P64 fragments did not allow the application of this test or the use of the mass
spectrometry with accelerator, since these tests require at least 25 mg of
material and some residue of papyrus may be destroyed. Thiede made use of other
current technology tools, such as electron microscopy, and through these tests
he reached the conclusion that the P64 fragments are from the first century;
from around the year 50 AD. They were therefore written before the war of 70 AD,
some few years after the death of Jesus.
The fragments are
written in Greek and since history tells us that the Gospel of Matthew was
originally written in Aramaic, Thiede's dating confirms that the Greek
translation was made shortly after the first one.
(1) See: C.P. Thiede's, Papyrus
Magdalen Greek 17 (Gregory-Aland P64). “A Reappraisal”, ZPE 105. 1995, 13-20,
[Carsten Peter Thiede (Berlin, August 8, 1952 -
Paderborn, December 14, 2004). Internationally renowned German historian as well
as papyrologist and literary scholar.
He imparted instruction at the Universities of Oxford, London and Geneva, and later at the Staatsunabhangigen Theologischen
Hochschule (Independent Institute of Theology) in Basel. He was member of the Center for German
Studies of the Faculty of History at the Ben Gurion
University of Negev in Beer-Sheva (Israel)].
of the fragments
Identification in Matthew 26:7..8
“7 προσῆλθεν αὐτῷ γυνὴ ἔχουσα ἀλάßαστρον µύρου ßαρυτίµου καὶ κατέχεεν ἐπὶ τῆς κεφαλῆς αὐτοῦ ἀνακειµένου.
8 ἰδόντες δὲ οἱ µαθηταὶ ἠγανάκτησαν λέγοντες, Εἰς τί ἡ ἀπώλεια αὕτη”.
“7 To him came a woman having an alabaster box of very precious ointment, and poured it on his head;
he was reclining at table,
8 seeing this, they became indignant, and said: To what purpose is this waste? ”.
Identification in Matthew 26:14..15
“14 Τότε πορευθεὶς εἷς τῶν δώδεκα, ὁ λεγόµενος Ἰούδας Ἰσκαριώτης, πρὸς τοὺς ἀρχιερεῖς
15 εἶπεν, Τί θέλετέ µοι δοῦναι κἀγὼ ὑµῖν παραδώσω αὐτόν; οἱ δὲ ἔστησαν αὐτῷ τριάκοντα ἀργύρια”.

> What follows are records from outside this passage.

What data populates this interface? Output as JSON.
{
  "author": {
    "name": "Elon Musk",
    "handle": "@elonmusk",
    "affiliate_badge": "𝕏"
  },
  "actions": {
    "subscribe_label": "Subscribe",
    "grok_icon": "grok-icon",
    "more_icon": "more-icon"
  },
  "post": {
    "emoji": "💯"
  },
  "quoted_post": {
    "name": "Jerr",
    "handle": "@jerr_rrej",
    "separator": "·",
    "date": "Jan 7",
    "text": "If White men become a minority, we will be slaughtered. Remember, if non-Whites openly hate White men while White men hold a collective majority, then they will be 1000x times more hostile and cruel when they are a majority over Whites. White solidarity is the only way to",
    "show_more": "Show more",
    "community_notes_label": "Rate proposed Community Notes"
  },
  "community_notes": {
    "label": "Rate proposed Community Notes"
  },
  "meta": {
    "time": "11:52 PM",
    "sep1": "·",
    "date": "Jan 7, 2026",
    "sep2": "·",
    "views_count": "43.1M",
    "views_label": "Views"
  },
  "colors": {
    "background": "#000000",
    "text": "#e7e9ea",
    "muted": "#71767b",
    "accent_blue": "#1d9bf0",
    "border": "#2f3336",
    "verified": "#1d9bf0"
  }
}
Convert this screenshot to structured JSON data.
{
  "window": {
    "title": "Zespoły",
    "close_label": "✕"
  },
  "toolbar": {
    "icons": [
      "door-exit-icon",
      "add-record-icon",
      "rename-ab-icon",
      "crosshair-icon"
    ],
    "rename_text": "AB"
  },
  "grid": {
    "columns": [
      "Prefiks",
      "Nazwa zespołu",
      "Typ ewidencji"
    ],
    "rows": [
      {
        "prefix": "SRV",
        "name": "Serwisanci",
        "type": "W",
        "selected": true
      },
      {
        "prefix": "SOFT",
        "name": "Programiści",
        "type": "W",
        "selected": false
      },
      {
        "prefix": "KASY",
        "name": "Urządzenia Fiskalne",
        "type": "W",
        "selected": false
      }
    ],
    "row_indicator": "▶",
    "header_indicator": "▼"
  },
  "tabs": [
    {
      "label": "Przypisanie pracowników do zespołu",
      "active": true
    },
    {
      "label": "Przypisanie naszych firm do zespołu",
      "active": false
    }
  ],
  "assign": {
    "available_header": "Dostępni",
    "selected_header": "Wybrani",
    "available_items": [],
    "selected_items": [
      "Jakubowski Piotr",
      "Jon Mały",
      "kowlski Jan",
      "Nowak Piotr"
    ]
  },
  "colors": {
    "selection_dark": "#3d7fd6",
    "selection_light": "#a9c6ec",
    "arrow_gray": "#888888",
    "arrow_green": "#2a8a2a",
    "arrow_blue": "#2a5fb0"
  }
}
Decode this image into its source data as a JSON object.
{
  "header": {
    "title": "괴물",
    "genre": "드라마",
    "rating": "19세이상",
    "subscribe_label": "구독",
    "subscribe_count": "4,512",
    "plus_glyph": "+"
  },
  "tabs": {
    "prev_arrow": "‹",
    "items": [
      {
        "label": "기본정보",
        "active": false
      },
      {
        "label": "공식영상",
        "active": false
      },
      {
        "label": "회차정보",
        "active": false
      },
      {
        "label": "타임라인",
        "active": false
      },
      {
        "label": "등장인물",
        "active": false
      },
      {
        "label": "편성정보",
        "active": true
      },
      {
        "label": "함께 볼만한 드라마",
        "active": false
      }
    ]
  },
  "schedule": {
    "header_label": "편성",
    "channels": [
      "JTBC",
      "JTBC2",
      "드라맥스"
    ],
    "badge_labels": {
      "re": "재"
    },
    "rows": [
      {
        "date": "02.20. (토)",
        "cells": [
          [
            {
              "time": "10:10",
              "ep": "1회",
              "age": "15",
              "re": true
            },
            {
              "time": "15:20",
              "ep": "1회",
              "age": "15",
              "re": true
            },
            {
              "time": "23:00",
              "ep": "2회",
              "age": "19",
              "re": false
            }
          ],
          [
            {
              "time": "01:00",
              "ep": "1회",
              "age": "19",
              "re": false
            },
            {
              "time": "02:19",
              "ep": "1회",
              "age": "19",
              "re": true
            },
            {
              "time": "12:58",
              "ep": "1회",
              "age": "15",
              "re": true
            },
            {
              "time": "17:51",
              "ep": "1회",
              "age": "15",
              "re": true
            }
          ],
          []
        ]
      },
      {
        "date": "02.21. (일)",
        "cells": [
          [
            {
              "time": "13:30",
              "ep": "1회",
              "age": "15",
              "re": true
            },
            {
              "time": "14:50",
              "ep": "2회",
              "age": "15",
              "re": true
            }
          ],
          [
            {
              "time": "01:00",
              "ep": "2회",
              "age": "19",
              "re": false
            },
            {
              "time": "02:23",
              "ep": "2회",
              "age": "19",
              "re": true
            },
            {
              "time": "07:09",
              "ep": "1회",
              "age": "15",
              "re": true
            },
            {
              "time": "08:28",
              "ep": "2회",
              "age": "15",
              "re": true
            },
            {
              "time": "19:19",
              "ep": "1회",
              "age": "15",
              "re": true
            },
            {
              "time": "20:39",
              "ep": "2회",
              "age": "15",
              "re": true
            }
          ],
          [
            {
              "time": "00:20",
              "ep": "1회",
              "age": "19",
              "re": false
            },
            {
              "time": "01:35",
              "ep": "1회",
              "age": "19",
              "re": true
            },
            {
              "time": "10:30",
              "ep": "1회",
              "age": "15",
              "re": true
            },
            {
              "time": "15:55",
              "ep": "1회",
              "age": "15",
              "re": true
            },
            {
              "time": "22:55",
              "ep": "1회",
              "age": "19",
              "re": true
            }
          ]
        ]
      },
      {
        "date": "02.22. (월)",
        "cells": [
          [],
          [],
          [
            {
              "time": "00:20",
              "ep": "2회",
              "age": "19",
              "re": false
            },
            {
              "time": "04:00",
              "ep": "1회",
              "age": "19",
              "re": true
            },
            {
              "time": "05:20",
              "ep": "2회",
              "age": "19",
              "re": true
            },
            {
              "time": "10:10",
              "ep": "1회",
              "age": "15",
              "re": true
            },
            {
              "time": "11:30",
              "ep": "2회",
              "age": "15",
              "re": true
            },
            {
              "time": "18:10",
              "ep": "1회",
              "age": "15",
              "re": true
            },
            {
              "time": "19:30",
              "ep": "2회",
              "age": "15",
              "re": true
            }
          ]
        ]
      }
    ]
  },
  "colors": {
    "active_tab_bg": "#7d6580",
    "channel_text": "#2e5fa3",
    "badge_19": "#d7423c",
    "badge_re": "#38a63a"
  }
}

Then one of the twelve, that was called Judas
having gone to the chief priests,
said to them: What are you willing to give
to me, and I will deliver him to you? And they covenanted with him for thirty pieces of silver”.
Identification in Matthew 26:10
Greek text: “γνοὺς δὲ ὁ Ἰησοῦς εἶπεν αὐτοῖς,
Τί κόπους παρέχετε τῇ γυναικί ἔργον γὰρ καλὸν ἠργάσατο εἰς ἐµέ·”.
When Jesus understood it, he said to them, Why do you
woman? She has comply a good work with
Without any variant of the text of Eberhard Nestle and Kurt
The cited manuscripts